WHAT IS NEEDED:
Scan the records that follow, and whenever a line has the word "включить", copy it.

TASK INPUTS:
● ● ● ●

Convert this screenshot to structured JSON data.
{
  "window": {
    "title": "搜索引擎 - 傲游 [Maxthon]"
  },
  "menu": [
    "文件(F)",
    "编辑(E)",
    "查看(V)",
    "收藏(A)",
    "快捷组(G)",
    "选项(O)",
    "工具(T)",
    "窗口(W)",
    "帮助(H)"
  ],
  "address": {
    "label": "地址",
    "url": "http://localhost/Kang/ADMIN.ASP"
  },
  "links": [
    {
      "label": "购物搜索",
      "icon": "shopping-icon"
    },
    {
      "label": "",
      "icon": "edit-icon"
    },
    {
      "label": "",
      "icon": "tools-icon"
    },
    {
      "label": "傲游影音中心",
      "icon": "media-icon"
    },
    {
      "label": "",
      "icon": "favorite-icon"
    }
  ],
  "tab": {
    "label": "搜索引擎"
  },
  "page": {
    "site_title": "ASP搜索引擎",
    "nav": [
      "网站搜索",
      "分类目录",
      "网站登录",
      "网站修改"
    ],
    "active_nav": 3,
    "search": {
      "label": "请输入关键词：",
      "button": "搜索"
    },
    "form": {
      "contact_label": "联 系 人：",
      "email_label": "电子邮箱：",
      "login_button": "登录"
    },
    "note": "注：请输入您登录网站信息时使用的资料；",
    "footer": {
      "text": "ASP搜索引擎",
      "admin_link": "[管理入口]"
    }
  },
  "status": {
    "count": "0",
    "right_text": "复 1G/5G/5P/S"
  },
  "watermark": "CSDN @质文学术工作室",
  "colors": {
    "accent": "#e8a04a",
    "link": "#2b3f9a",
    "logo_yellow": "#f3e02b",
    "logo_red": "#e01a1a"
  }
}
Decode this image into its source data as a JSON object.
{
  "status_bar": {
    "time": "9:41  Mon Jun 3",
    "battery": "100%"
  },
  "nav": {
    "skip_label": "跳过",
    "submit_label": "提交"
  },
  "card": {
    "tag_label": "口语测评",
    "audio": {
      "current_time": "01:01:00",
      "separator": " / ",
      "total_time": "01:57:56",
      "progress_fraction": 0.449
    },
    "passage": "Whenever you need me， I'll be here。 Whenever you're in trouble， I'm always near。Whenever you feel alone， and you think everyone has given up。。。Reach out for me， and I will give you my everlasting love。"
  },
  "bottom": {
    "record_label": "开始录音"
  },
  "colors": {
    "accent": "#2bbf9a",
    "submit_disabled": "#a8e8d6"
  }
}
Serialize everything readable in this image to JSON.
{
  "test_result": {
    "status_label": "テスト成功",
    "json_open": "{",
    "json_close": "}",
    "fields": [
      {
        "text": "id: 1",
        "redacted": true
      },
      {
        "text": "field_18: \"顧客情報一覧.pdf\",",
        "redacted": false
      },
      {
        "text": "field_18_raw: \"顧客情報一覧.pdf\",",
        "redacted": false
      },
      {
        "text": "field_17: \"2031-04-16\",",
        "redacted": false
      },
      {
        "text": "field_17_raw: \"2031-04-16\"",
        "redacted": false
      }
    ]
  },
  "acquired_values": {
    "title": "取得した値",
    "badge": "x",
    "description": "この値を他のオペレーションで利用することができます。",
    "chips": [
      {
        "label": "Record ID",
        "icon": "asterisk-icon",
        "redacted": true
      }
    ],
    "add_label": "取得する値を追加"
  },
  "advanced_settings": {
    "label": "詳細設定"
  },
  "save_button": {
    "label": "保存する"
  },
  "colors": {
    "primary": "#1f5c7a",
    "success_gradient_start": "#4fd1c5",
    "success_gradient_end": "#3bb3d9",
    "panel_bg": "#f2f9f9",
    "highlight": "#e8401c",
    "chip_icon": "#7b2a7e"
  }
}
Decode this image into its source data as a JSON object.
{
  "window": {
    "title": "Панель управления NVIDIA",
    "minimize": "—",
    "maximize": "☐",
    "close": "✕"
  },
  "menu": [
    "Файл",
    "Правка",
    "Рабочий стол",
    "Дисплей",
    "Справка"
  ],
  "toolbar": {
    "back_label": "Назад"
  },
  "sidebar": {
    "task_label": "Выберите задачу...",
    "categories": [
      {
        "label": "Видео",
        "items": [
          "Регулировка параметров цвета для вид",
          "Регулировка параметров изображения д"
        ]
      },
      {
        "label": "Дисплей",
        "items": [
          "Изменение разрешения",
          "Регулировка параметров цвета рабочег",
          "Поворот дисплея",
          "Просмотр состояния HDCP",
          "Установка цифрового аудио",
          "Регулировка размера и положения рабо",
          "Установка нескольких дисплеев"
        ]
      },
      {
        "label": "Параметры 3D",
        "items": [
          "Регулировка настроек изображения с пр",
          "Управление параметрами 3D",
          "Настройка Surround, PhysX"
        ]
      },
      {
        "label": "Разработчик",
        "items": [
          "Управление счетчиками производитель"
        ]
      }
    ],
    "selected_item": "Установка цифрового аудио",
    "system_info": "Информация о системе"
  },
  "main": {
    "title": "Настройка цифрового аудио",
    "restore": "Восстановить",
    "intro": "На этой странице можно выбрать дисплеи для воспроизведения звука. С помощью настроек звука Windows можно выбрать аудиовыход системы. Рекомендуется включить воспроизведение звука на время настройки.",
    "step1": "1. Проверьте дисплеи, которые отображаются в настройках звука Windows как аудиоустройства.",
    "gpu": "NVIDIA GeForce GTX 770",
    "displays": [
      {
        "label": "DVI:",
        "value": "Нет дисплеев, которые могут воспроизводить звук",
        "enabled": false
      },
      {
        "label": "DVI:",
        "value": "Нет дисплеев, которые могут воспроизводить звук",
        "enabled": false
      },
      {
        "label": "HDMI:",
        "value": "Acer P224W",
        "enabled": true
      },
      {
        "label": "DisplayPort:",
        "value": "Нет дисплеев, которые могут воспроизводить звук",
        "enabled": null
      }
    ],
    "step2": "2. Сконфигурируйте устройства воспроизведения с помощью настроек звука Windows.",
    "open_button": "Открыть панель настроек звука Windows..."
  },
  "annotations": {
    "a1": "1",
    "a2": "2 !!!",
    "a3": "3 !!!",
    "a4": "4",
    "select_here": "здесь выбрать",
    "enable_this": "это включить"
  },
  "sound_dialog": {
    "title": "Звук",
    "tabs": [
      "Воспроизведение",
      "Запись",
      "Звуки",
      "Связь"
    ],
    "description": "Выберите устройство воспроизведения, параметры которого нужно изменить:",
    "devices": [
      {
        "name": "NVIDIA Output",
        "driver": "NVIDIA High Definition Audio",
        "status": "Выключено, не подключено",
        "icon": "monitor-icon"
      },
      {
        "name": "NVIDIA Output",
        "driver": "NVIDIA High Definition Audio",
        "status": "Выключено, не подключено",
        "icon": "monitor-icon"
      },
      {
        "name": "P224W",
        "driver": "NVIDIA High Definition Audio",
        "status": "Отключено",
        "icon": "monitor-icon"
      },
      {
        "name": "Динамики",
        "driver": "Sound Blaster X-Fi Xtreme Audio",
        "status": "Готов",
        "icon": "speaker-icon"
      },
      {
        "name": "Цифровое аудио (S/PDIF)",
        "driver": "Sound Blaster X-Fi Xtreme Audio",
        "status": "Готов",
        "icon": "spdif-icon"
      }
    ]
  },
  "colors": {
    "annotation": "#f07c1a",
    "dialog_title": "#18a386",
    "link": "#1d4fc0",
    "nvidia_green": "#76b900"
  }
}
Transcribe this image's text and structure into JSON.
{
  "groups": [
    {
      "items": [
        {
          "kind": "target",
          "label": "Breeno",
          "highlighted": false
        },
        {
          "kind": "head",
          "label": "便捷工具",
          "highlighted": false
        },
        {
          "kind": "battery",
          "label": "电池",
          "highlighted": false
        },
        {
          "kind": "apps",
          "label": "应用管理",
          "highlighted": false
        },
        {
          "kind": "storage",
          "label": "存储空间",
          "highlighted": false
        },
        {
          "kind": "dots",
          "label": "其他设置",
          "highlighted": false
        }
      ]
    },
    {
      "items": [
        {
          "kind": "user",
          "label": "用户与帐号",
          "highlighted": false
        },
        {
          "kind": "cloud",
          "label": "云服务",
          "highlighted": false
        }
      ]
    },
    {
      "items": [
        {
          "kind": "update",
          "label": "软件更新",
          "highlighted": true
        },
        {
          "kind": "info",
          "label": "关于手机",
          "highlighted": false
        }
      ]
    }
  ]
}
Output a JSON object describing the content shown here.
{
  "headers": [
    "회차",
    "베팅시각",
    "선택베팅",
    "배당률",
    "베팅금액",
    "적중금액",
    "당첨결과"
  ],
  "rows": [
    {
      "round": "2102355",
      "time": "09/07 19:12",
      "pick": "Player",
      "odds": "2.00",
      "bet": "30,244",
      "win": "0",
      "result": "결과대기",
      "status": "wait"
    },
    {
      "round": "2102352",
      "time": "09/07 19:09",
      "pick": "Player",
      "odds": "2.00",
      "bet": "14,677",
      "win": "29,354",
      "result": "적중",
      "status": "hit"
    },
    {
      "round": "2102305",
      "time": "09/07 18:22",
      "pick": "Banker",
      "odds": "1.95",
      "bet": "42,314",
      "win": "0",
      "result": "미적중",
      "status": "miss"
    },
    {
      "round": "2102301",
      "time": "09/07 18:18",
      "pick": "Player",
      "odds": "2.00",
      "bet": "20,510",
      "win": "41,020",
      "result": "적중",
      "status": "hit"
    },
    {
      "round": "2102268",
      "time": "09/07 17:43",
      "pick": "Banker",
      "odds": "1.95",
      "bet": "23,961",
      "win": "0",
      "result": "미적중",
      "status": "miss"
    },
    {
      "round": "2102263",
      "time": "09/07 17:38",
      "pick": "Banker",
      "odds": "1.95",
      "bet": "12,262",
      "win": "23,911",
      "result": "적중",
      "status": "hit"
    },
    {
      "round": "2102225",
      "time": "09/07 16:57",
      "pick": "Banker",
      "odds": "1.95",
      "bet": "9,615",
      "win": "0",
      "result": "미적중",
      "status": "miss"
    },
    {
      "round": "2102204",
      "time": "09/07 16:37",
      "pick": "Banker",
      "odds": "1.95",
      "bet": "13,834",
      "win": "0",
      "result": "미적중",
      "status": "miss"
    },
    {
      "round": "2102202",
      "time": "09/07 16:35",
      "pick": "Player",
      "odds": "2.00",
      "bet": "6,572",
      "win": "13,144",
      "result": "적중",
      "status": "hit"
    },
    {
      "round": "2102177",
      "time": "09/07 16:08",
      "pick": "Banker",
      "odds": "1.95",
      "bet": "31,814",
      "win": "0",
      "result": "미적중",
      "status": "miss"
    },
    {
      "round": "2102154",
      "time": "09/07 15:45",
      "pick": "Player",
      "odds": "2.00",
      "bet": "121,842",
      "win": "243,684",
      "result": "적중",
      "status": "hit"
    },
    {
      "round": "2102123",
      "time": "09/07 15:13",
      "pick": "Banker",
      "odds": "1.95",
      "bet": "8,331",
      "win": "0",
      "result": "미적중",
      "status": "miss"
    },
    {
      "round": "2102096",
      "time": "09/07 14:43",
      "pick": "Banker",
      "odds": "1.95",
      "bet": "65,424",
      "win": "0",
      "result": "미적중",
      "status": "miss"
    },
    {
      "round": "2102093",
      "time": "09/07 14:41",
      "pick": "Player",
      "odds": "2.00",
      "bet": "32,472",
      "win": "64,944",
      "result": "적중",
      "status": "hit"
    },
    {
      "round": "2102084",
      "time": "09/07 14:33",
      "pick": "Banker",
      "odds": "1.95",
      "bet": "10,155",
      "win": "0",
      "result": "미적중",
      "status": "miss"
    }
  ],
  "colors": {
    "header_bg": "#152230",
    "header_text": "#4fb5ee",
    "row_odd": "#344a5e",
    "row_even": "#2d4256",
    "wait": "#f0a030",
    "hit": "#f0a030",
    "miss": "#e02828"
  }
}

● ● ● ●

YOUR RESPONSE:
    "intro": "На этой странице можно выбрать дисплеи для воспроизведения звука. С помощью настроек звука Windows можно выбрать аудиовыход системы. Рекомендуется включить воспроизведение звука на время настройки.",
    "enable_this": "это включить"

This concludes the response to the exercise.